======== MATERIAL SHOWN

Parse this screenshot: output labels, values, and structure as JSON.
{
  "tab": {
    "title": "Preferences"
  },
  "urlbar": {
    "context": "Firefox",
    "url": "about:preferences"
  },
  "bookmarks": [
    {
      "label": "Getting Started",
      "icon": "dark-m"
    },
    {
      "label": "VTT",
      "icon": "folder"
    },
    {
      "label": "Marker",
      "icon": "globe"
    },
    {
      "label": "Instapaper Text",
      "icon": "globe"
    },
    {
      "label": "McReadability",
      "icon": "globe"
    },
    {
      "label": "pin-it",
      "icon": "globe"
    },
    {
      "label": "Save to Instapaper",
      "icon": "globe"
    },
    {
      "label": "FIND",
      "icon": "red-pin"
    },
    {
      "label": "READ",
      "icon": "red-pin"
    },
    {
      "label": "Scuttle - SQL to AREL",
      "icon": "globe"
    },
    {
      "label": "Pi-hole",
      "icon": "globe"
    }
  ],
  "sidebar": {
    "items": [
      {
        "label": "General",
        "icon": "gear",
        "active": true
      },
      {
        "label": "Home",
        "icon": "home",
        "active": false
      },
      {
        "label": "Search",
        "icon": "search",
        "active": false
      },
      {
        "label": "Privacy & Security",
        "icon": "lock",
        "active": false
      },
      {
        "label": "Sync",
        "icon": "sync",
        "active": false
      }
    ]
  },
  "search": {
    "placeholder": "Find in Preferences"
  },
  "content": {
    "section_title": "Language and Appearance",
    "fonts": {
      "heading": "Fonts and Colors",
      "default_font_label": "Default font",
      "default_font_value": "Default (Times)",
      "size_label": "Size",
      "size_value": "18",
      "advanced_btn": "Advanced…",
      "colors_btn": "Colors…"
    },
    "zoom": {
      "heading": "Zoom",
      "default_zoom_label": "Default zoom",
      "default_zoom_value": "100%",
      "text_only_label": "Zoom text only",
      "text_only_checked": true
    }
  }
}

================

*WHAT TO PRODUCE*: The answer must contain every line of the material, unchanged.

*SOLUTION FOR THIS EXERCISE*:
Parse this screenshot: output labels, values, and structure as JSON.
{
  "tab": {
    "title": "Preferences"
  },
  "urlbar": {
    "context": "Firefox",
    "url": "about:preferences"
  },
  "bookmarks": [
    {
      "label": "Getting Started",
      "icon": "dark-m"
    },
    {
      "label": "VTT",
      "icon": "folder"
    },
    {
      "label": "Marker",
      "icon": "globe"
    },
    {
      "label": "Instapaper Text",
      "icon": "globe"
    },
    {
      "label": "McReadability",
      "icon": "globe"
    },
    {
      "label": "pin-it",
      "icon": "globe"
    },
    {
      "label": "Save to Instapaper",
      "icon": "globe"
    },
    {
      "label": "FIND",
      "icon": "red-pin"
    },
    {
      "label": "READ",
      "icon": "red-pin"
    },
    {
      "label": "Scuttle - SQL to AREL",
      "icon": "globe"
    },
    {
      "label": "Pi-hole",
      "icon": "globe"
    }
  ],
  "sidebar": {
    "items": [
      {
        "label": "General",
        "icon": "gear",
        "active": true
      },
      {
        "label": "Home",
        "icon": "home",
        "active": false
      },
      {
        "label": "Search",
        "icon": "search",
        "active": false
      },
      {
        "label": "Privacy & Security",
        "icon": "lock",
        "active": false
      },
      {
        "label": "Sync",
        "icon": "sync",
        "active": false
      }
    ]
  },
  "search": {
    "placeholder": "Find in Preferences"
  },
  "content": {
    "section_title": "Language and Appearance",
    "fonts": {
      "heading": "Fonts and Colors",
      "default_font_label": "Default font",
      "default_font_value": "Default (Times)",
      "size_label": "Size",
      "size_value": "18",
      "advanced_btn": "Advanced…",
      "colors_btn": "Colors…"
    },
    "zoom": {
      "heading": "Zoom",
      "default_zoom_label": "Default zoom",
      "default_zoom_value": "100%",
      "text_only_label": "Zoom text only",
      "text_only_checked": true
    }
  }
}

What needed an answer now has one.